• Records for the exercise:

────

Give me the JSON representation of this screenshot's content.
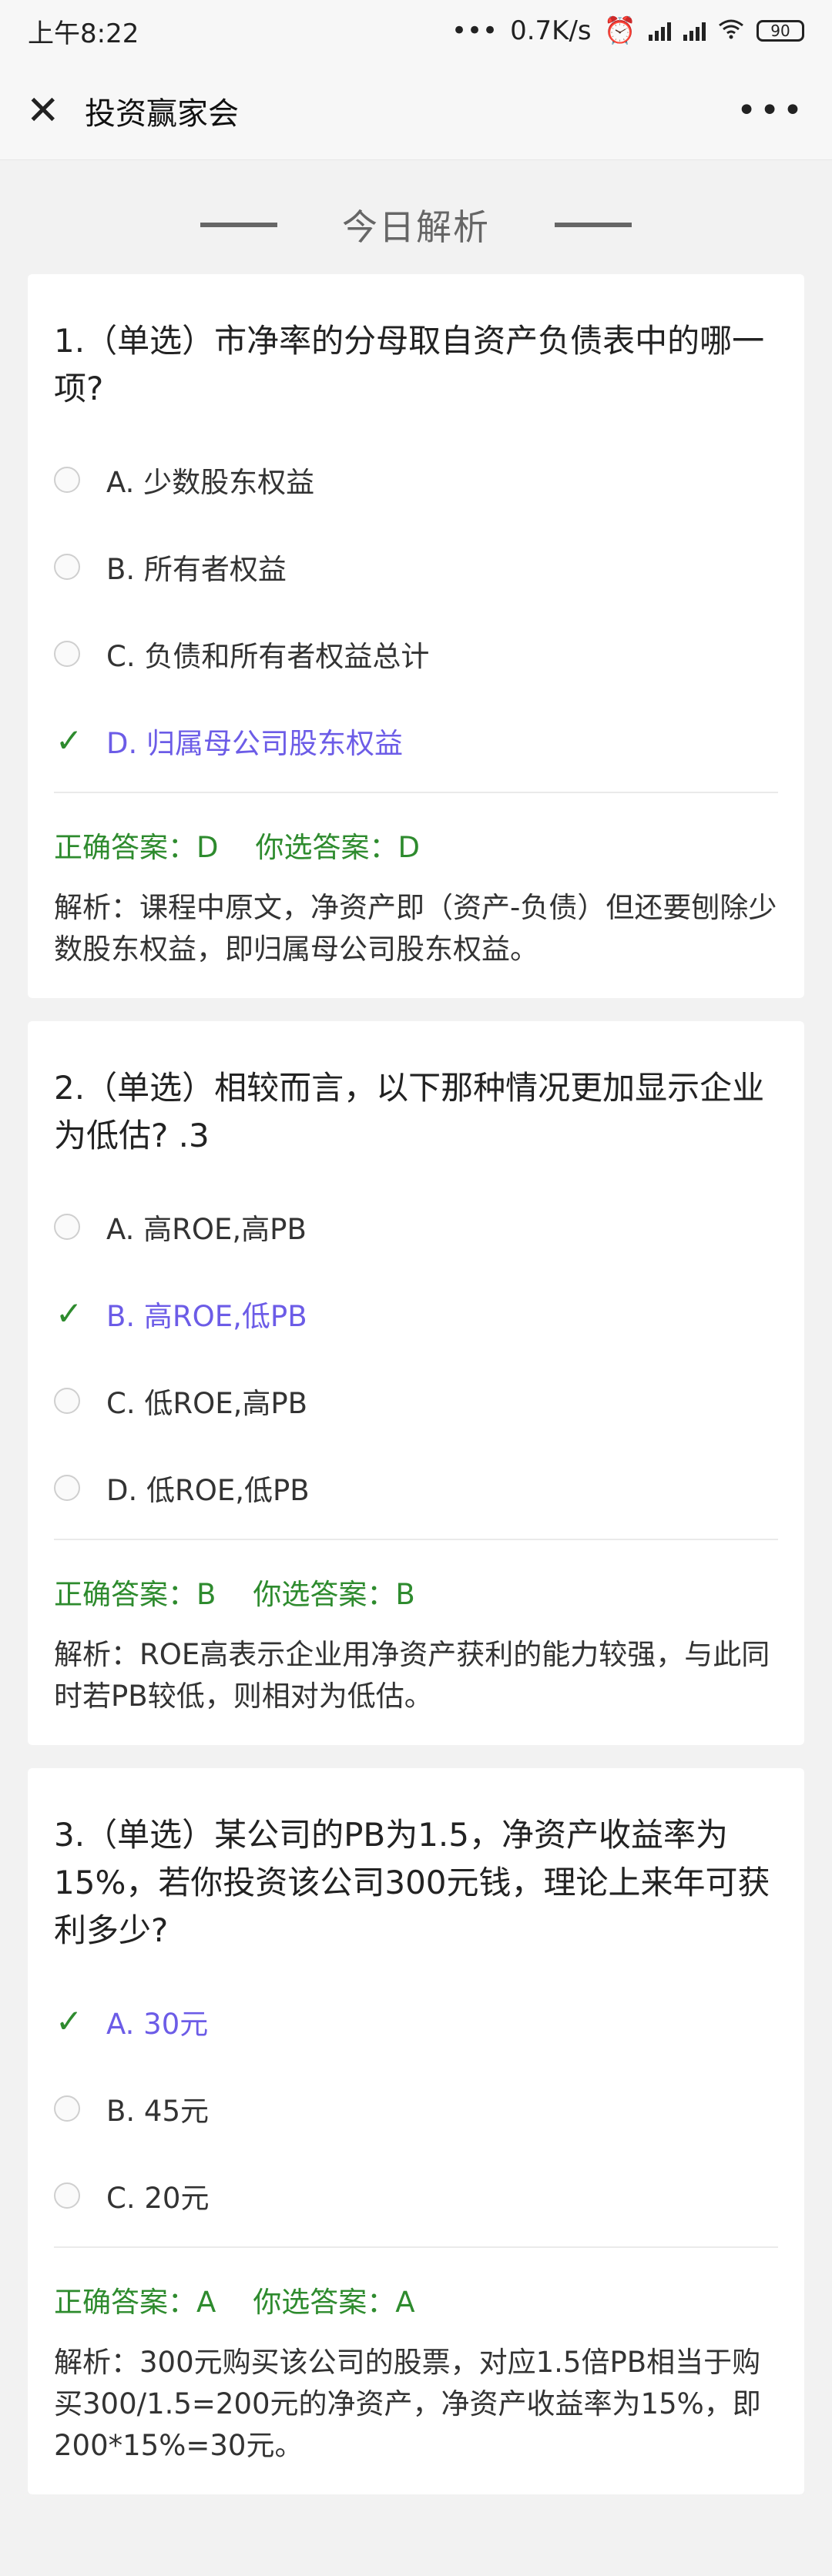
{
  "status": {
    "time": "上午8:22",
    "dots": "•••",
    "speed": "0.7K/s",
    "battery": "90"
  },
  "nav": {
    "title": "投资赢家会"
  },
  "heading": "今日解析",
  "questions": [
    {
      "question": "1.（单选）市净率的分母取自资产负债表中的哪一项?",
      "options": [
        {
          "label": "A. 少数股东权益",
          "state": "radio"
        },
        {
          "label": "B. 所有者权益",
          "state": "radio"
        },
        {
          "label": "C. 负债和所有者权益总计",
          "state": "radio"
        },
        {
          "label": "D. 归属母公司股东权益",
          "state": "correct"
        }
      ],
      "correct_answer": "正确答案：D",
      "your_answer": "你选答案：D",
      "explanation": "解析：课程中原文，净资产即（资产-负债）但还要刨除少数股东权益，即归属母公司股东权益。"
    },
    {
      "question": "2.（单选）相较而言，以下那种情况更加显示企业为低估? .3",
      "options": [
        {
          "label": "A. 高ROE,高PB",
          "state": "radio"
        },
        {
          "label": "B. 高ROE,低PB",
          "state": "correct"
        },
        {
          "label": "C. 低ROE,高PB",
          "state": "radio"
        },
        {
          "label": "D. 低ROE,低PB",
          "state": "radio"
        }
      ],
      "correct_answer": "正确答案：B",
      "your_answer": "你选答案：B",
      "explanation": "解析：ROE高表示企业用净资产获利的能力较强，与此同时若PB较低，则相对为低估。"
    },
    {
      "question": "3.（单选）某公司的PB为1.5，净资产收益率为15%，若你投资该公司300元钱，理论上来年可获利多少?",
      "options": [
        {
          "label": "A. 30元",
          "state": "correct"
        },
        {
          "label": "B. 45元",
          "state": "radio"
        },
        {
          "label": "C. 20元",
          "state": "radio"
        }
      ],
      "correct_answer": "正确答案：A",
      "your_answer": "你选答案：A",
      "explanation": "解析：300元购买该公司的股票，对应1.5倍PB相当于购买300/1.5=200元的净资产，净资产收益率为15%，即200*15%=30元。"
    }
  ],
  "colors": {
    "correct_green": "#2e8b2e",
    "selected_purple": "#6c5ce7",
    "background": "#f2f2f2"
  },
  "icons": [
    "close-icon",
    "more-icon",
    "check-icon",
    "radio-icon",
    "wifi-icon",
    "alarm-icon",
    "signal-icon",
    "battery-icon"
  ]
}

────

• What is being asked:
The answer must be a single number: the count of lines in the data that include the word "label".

• Solution to the problem:
11